Wu Han, the pianist, is the artistic adviser responsible for curating chamber music at Wolf Trap for the next two seasons — a signal change from last season’s curator, Lara St. John. Where St. John focused on diversity and folk music, Wu Han is concentrating on that hoariest of classical-music tropes, the city of Vienna. The program she has assembled offers much to delight lovers of the classical canon, performed by the cream of established chamber players: Haydn’s influence on Mozart, offered by the St. Lawrence String Quartet! A program of chamber music by Schubert! Another of Brahms and Dvorak! No question that these are all masterpieces, but these programs could have been planned in 1950.

Yet it was hard to listen to Wu Han enthuse about the upcoming season from the stage on Sunday and not share in her excitement. Throughout their careers, Finckel and Wu Han have represented exactly this: the gilt-edged calling card of the tradition-hallowed field, seemingly little touched by the mandate to diversify and reinvent but shot through with their palpable love of the music and their active desire to find more ways — festivals, recordings and teaching initiatives — of disseminating it. Rather than trying to change the face of the field, they are trying to make tradition more vivid and appealing (witness Wu Han’s colorful red robe, adorned with a sequined portrait of Frida Kahlo and tassels). They made a convincing case for their approach in the Beethoven sonatas, a beguiling pleasure from the first gentle, springy notes to the last wild fugue.

Finckel is an elder statesman of the field, having anchored the Emerson Quartet for more than three decades before deciding to break free and pursue a career with Wu Han that has turned out to be every bit as active and successful. (It is striking that their joint biography in the program is so filled with accomplishments that the Emerson Quartet doesn’t even get a mention.) Onstage, he remains an attentive and guiding presence, his face reflecting what’s happening in the music. Yet he’s not an emotive player. Rather, he offers didactic clarity in the way he distinguishes one phrase from another, switching on a dime from a passage of sweetness to digging into an allegro, gently articulating individual notes rather than succumbing to the lure of legato. Wu Han is more impetuous; yet together, the two present the kind of visceral familiarity and perfect synchronization born of years of shared music-making.

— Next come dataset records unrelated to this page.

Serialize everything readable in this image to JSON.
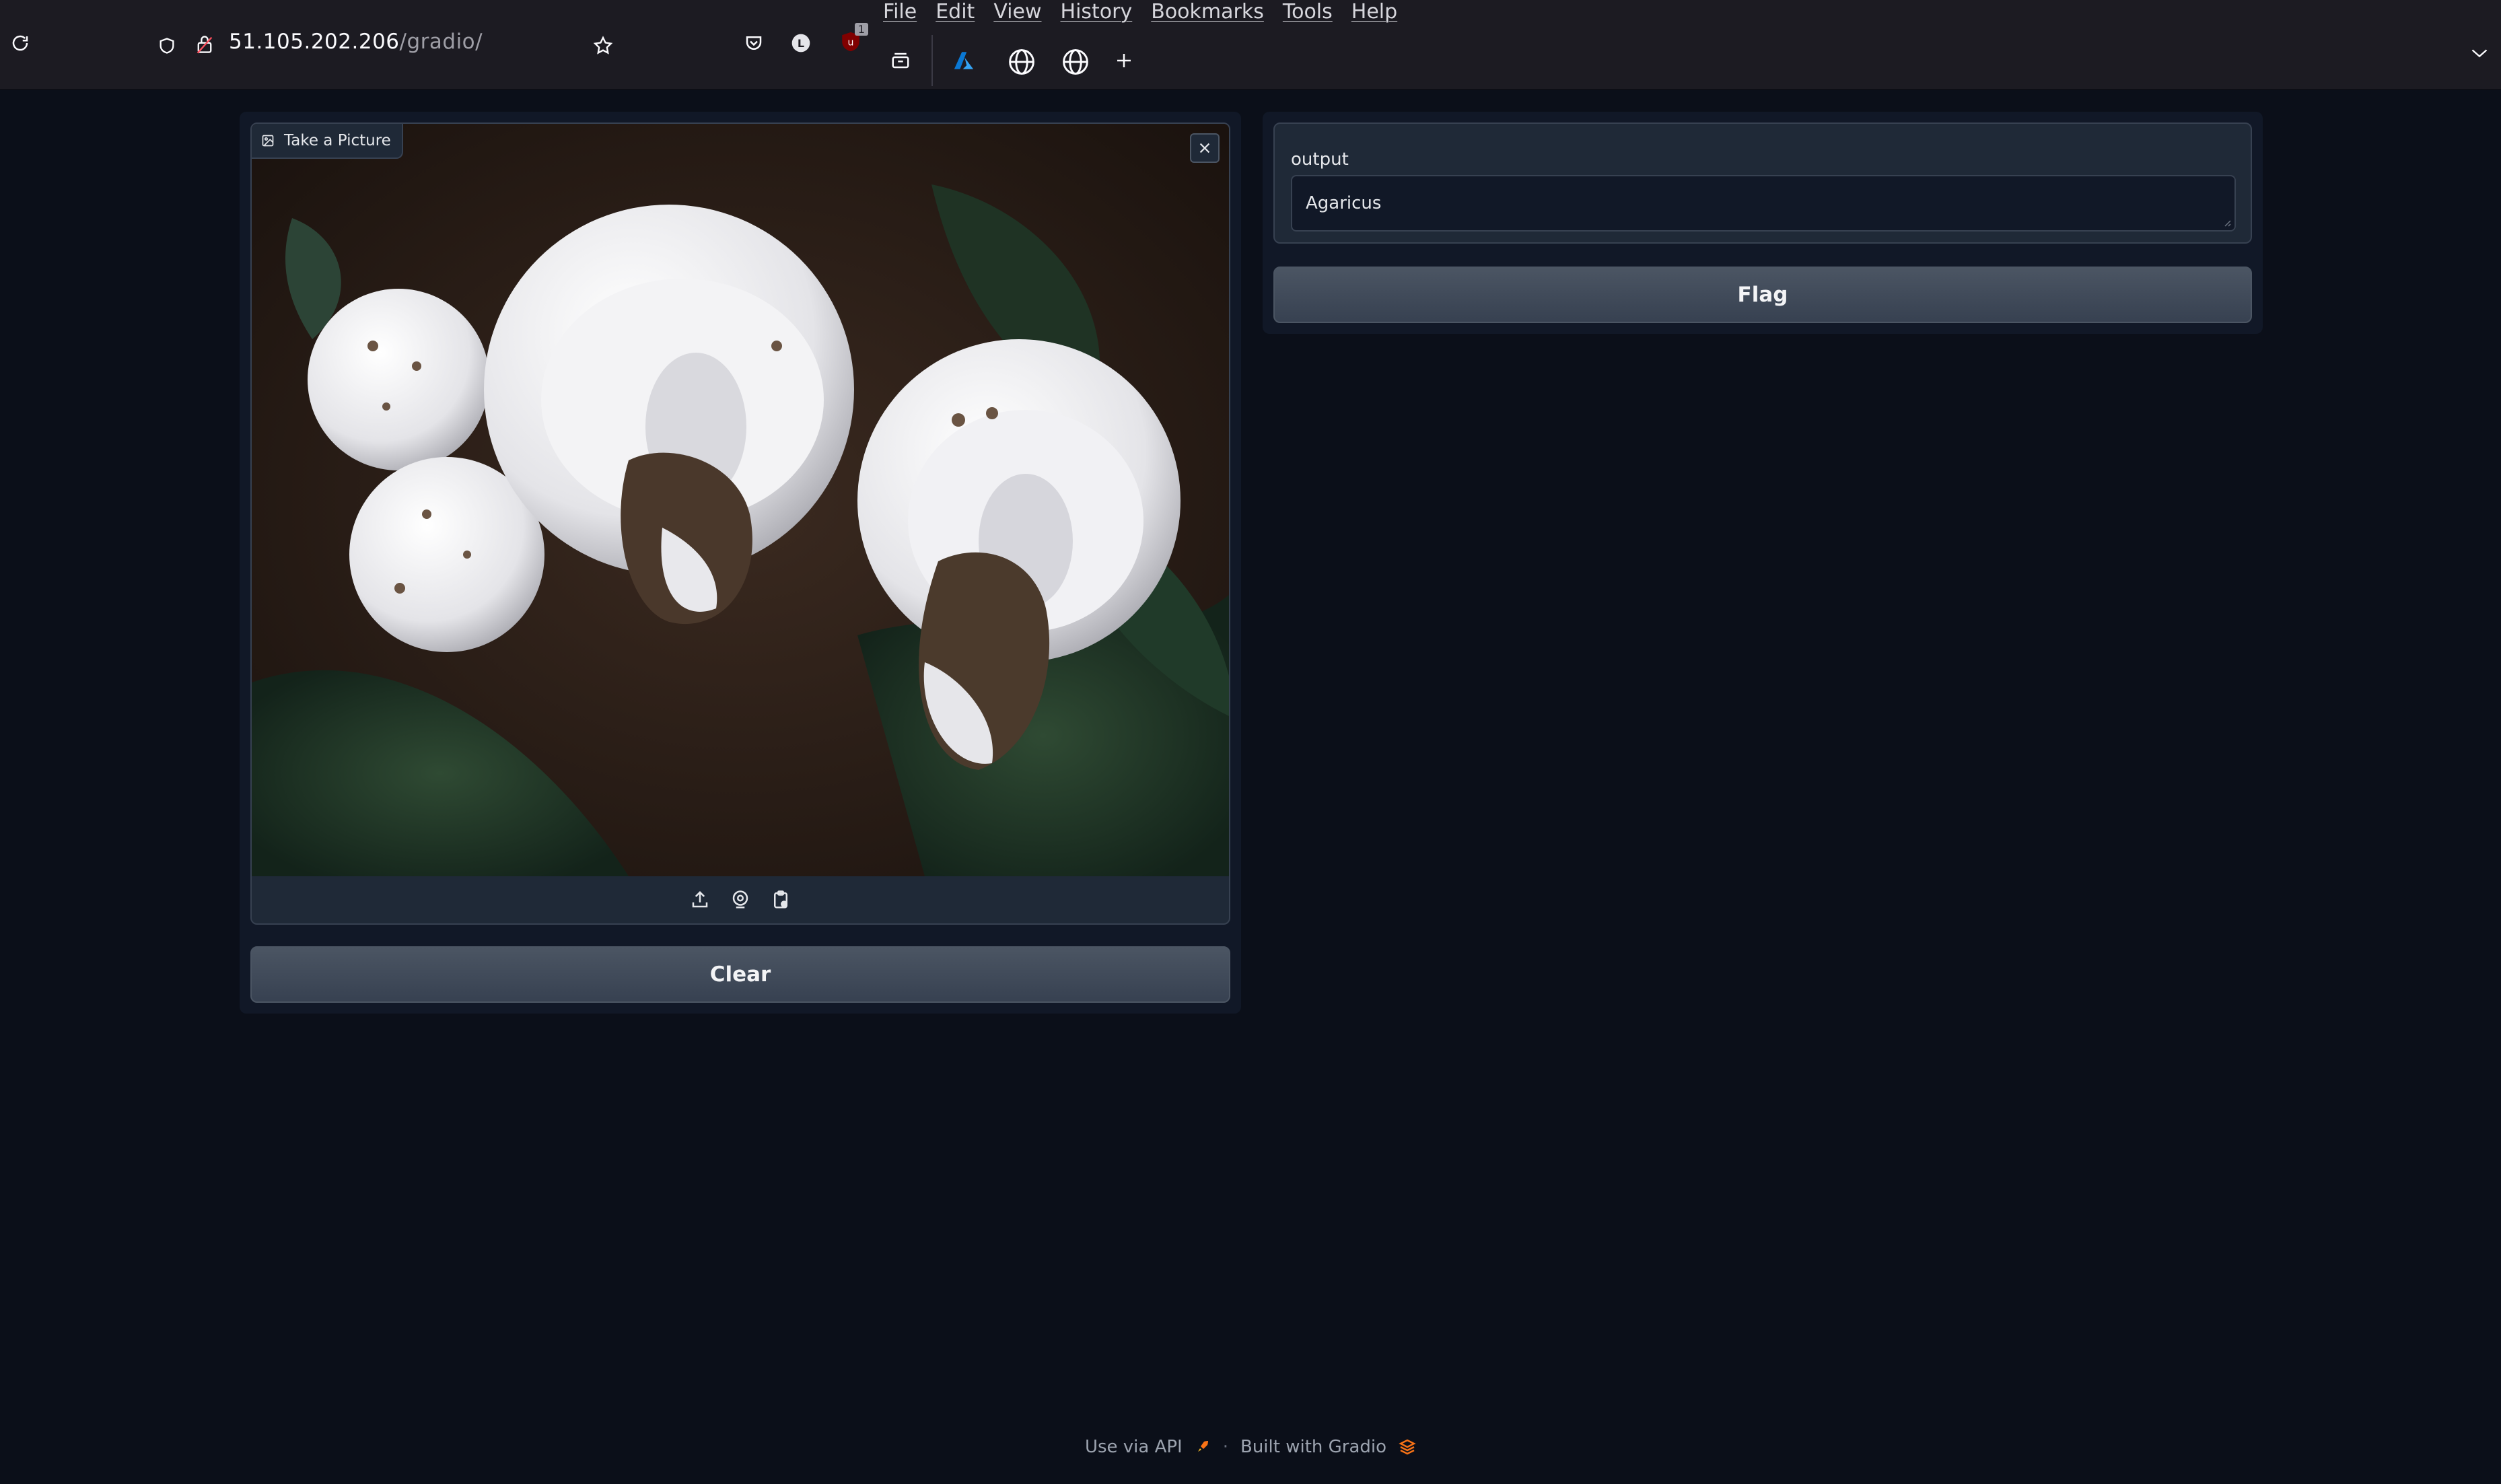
{
  "browser": {
    "url_host": "51.105.202.206",
    "url_path": "/gradio/",
    "menu": [
      "File",
      "Edit",
      "View",
      "History",
      "Bookmarks",
      "Tools",
      "Help"
    ],
    "toolbar_icons": [
      "reload-icon",
      "shield-icon",
      "lock-icon",
      "star-icon",
      "pocket-icon",
      "extension-l-icon",
      "ublock-icon",
      "tab-manager-icon",
      "azure-icon",
      "globe-icon",
      "globe-icon",
      "new-tab-icon",
      "tab-list-chevron-icon"
    ],
    "extension_badge": "1"
  },
  "app": {
    "image_input": {
      "label": "Take a Picture",
      "source_icons": [
        "upload-icon",
        "webcam-icon",
        "clipboard-icon"
      ]
    },
    "clear_label": "Clear",
    "output": {
      "label": "output",
      "value": "Agaricus"
    },
    "flag_label": "Flag"
  },
  "footer": {
    "api_text": "Use via API",
    "separator": "·",
    "built_text": "Built with Gradio"
  },
  "colors": {
    "page_bg": "#0b0f19",
    "panel_bg": "#111827",
    "block_bg": "#1f2937",
    "border": "#374151",
    "button": "#4b5563",
    "accent_orange": "#f97316"
  }
}
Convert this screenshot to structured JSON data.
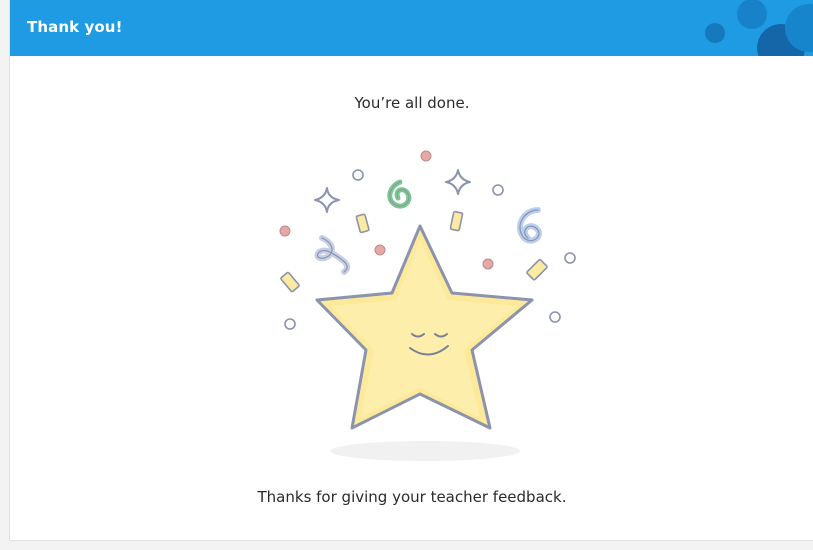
{
  "header": {
    "title": "Thank you!",
    "background_color": "#1e9be3"
  },
  "main": {
    "done_message": "You’re all done.",
    "thanks_message": "Thanks for giving your teacher feedback.",
    "illustration_icon": "smiling-star-confetti-icon"
  },
  "colors": {
    "star_fill": "#fde99a",
    "star_stroke": "#8b93ad",
    "confetti_blue": "#7e95d1",
    "confetti_green": "#79c98f",
    "confetti_pink": "#e6a7a7",
    "confetti_yellow": "#fbeaa2"
  }
}
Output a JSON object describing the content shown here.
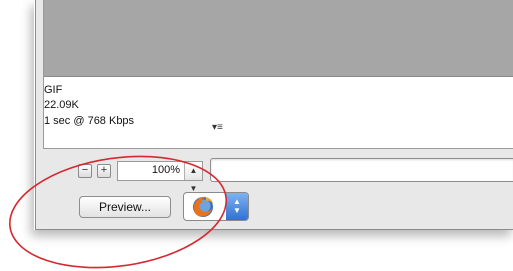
{
  "image_info": {
    "format": "GIF",
    "file_size": "22.09K",
    "download_time": "1 sec @ 768 Kbps",
    "menu_icon": "menu-lines-icon"
  },
  "zoom": {
    "value": "100%",
    "minus_icon": "minus-icon",
    "plus_icon": "plus-icon",
    "stepper_icon": "stepper-arrows-icon"
  },
  "status_field": {
    "value": ""
  },
  "buttons": {
    "preview_label": "Preview..."
  },
  "browser_selector": {
    "icon": "firefox-icon",
    "arrows_icon": "up-down-arrows-icon"
  },
  "colors": {
    "annotation_circle": "#d6282f",
    "image_area": "#a6a6a6",
    "popup_accent": "#2e72d2"
  }
}
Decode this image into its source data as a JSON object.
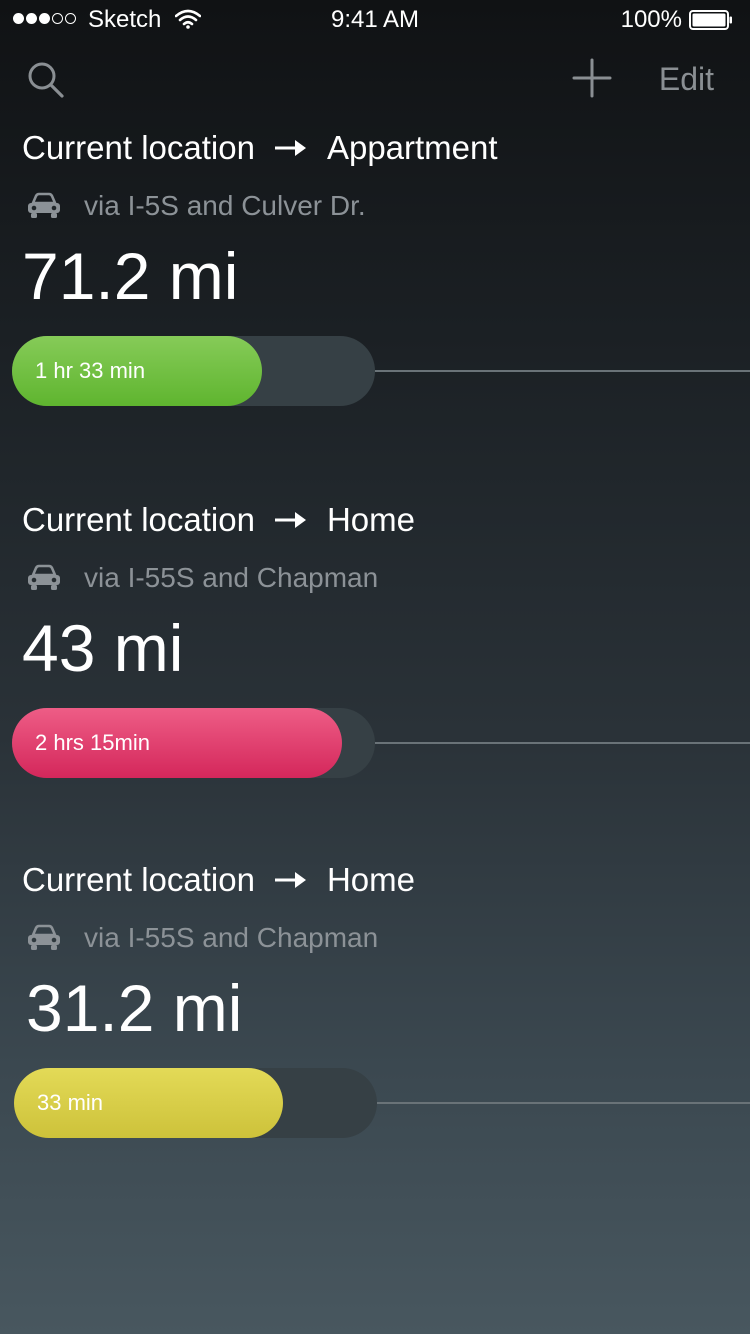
{
  "status_bar": {
    "carrier": "Sketch",
    "time": "9:41 AM",
    "battery": "100%",
    "signal_bars_filled": 3,
    "signal_bars_total": 5
  },
  "nav": {
    "search_icon": "search-icon",
    "add_icon": "plus-icon",
    "edit_label": "Edit"
  },
  "routes": [
    {
      "from": "Current location",
      "to": "Appartment",
      "via": "via I-5S and Culver Dr.",
      "distance": "71.2 mi",
      "eta": "1 hr 33 min",
      "traffic_fraction": 0.69,
      "color_start": "#86cb58",
      "color_end": "#5fb52f"
    },
    {
      "from": "Current location",
      "to": "Home",
      "via": "via I-55S and Chapman",
      "distance": "43 mi",
      "eta": "2 hrs 15min",
      "traffic_fraction": 0.91,
      "color_start": "#ee5d86",
      "color_end": "#d4275b"
    },
    {
      "from": "Current location",
      "to": "Home",
      "via": "via I-55S and Chapman",
      "distance": "31.2 mi",
      "eta": "33 min",
      "traffic_fraction": 0.74,
      "color_start": "#e3da57",
      "color_end": "#cdc23a"
    }
  ]
}
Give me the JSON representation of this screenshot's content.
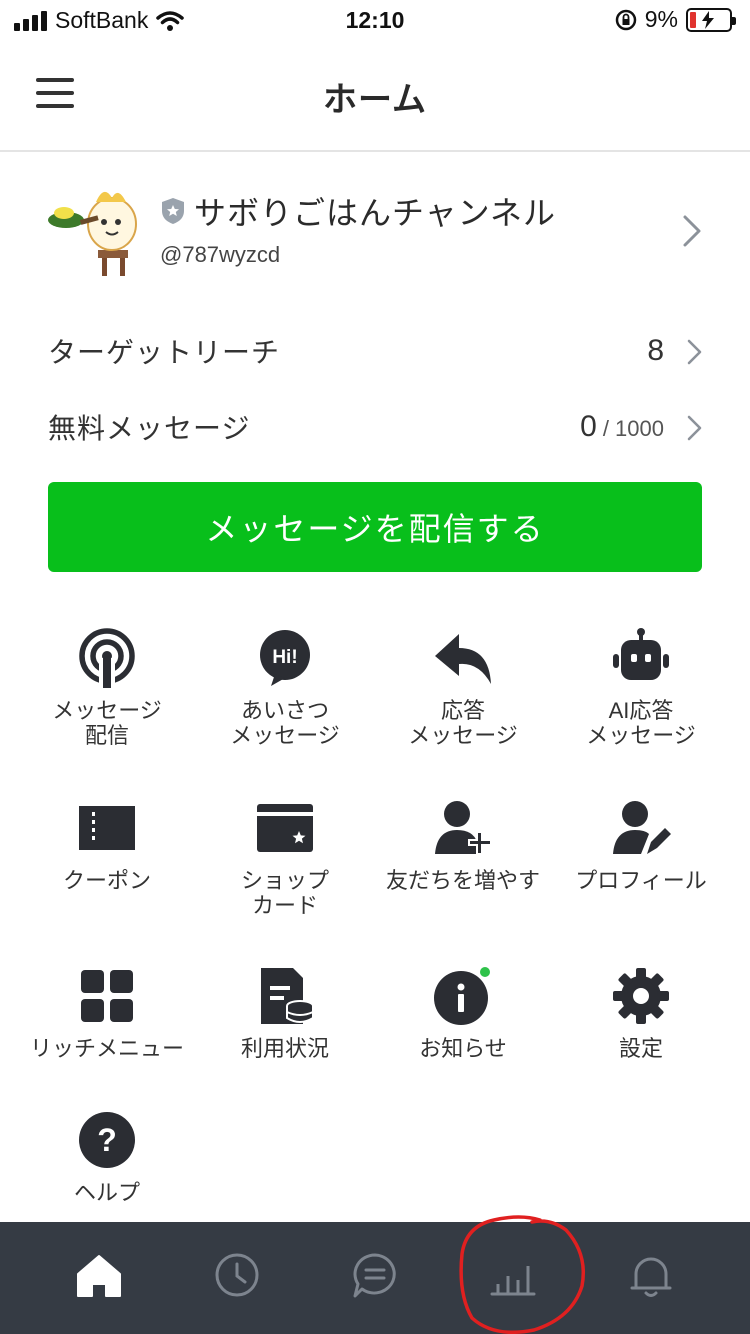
{
  "status_bar": {
    "carrier": "SoftBank",
    "time": "12:10",
    "battery": "9%"
  },
  "header": {
    "title": "ホーム"
  },
  "account": {
    "name": "サボりごはんチャンネル",
    "id": "@787wyzcd"
  },
  "stats": {
    "target_reach_label": "ターゲットリーチ",
    "target_reach_value": "8",
    "free_messages_label": "無料メッセージ",
    "free_messages_used": "0",
    "free_messages_limit": "/ 1000"
  },
  "cta": {
    "label": "メッセージを配信する"
  },
  "menu": [
    {
      "icon": "broadcast-icon",
      "line1": "メッセージ",
      "line2": "配信"
    },
    {
      "icon": "greeting-icon",
      "line1": "あいさつ",
      "line2": "メッセージ"
    },
    {
      "icon": "reply-icon",
      "line1": "応答",
      "line2": "メッセージ"
    },
    {
      "icon": "robot-icon",
      "line1": "AI応答",
      "line2": "メッセージ"
    },
    {
      "icon": "coupon-icon",
      "line1": "クーポン",
      "line2": ""
    },
    {
      "icon": "shop-card-icon",
      "line1": "ショップ",
      "line2": "カード"
    },
    {
      "icon": "add-friend-icon",
      "line1": "友だちを増やす",
      "line2": ""
    },
    {
      "icon": "profile-icon",
      "line1": "プロフィール",
      "line2": ""
    },
    {
      "icon": "rich-menu-icon",
      "line1": "リッチメニュー",
      "line2": ""
    },
    {
      "icon": "usage-icon",
      "line1": "利用状況",
      "line2": ""
    },
    {
      "icon": "info-icon",
      "line1": "お知らせ",
      "line2": ""
    },
    {
      "icon": "gear-icon",
      "line1": "設定",
      "line2": ""
    },
    {
      "icon": "help-icon",
      "line1": "ヘルプ",
      "line2": ""
    }
  ],
  "bottom_nav": [
    "home-icon",
    "clock-icon",
    "chat-icon",
    "chart-icon",
    "bell-icon"
  ],
  "colors": {
    "accent": "#08bf1b",
    "nav_bg": "#353b44",
    "icon": "#2b2d33",
    "annotation": "#e02020"
  }
}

They also have preserved a key element of musical tradition that too often gets forgotten: joy. Time and again, one or the other of them would smile, at each other or at Beethoven, and I would realize that I was smiling along with them.

Chamber Music at the Barns continues on Jan. 11 with trios by Beethoven, Dohnanyi and Mozart.